Items from a dataset
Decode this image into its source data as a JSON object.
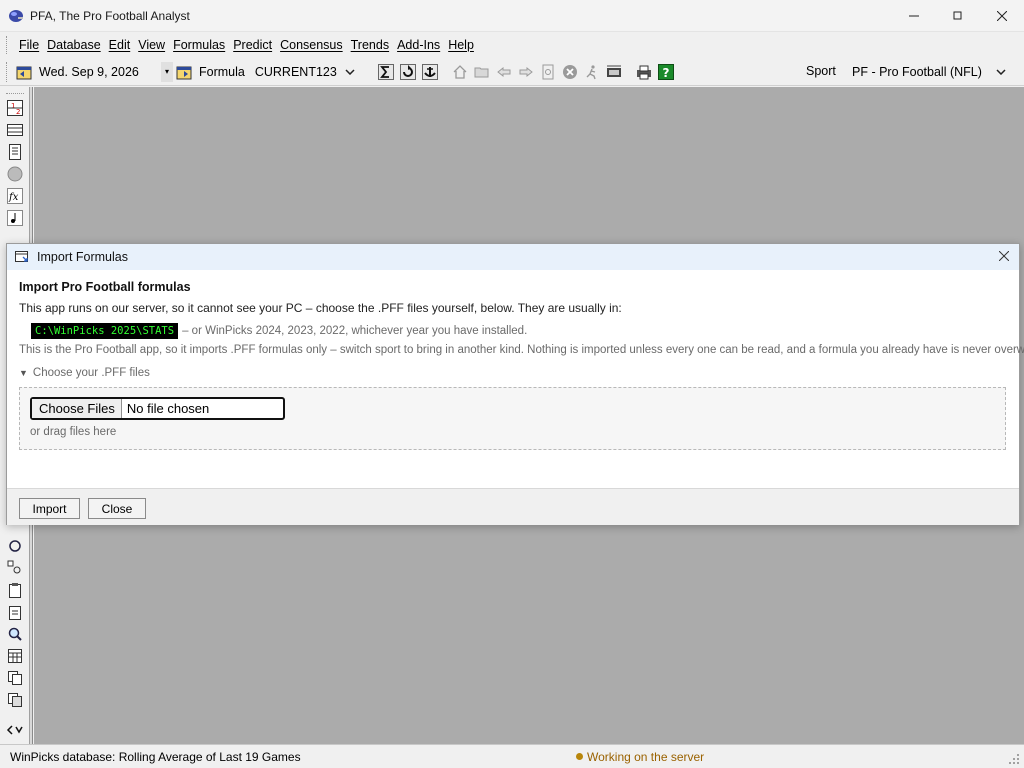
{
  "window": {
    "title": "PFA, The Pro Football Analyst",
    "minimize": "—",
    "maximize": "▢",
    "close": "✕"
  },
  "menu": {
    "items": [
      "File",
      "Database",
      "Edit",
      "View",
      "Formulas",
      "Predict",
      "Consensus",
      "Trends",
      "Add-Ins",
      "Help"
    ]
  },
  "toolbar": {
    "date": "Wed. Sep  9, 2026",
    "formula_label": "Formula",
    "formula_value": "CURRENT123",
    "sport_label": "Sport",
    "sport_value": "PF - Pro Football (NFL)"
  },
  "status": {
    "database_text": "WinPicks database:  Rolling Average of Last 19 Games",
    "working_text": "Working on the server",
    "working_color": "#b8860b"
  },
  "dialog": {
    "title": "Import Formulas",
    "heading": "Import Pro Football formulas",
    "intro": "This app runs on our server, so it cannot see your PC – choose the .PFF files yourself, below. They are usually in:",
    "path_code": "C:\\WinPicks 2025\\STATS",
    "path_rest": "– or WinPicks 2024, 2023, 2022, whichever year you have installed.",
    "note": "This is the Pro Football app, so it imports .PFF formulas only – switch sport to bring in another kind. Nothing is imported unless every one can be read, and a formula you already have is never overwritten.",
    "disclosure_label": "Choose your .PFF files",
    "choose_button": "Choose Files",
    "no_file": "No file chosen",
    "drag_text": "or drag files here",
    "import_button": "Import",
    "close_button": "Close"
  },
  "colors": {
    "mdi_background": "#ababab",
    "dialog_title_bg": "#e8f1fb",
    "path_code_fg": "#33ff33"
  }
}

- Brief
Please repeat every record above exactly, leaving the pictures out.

- Exercise solution
Decode this image into its source data as a JSON object.
{
  "window": {
    "title": "PFA, The Pro Football Analyst",
    "minimize": "—",
    "maximize": "▢",
    "close": "✕"
  },
  "menu": {
    "items": [
      "File",
      "Database",
      "Edit",
      "View",
      "Formulas",
      "Predict",
      "Consensus",
      "Trends",
      "Add-Ins",
      "Help"
    ]
  },
  "toolbar": {
    "date": "Wed. Sep  9, 2026",
    "formula_label": "Formula",
    "formula_value": "CURRENT123",
    "sport_label": "Sport",
    "sport_value": "PF - Pro Football (NFL)"
  },
  "status": {
    "database_text": "WinPicks database:  Rolling Average of Last 19 Games",
    "working_text": "Working on the server",
    "working_color": "#b8860b"
  },
  "dialog": {
    "title": "Import Formulas",
    "heading": "Import Pro Football formulas",
    "intro": "This app runs on our server, so it cannot see your PC – choose the .PFF files yourself, below. They are usually in:",
    "path_code": "C:\\WinPicks 2025\\STATS",
    "path_rest": "– or WinPicks 2024, 2023, 2022, whichever year you have installed.",
    "note": "This is the Pro Football app, so it imports .PFF formulas only – switch sport to bring in another kind. Nothing is imported unless every one can be read, and a formula you already have is never overwritten.",
    "disclosure_label": "Choose your .PFF files",
    "choose_button": "Choose Files",
    "no_file": "No file chosen",
    "drag_text": "or drag files here",
    "import_button": "Import",
    "close_button": "Close"
  },
  "colors": {
    "mdi_background": "#ababab",
    "dialog_title_bg": "#e8f1fb",
    "path_code_fg": "#33ff33"
  }
}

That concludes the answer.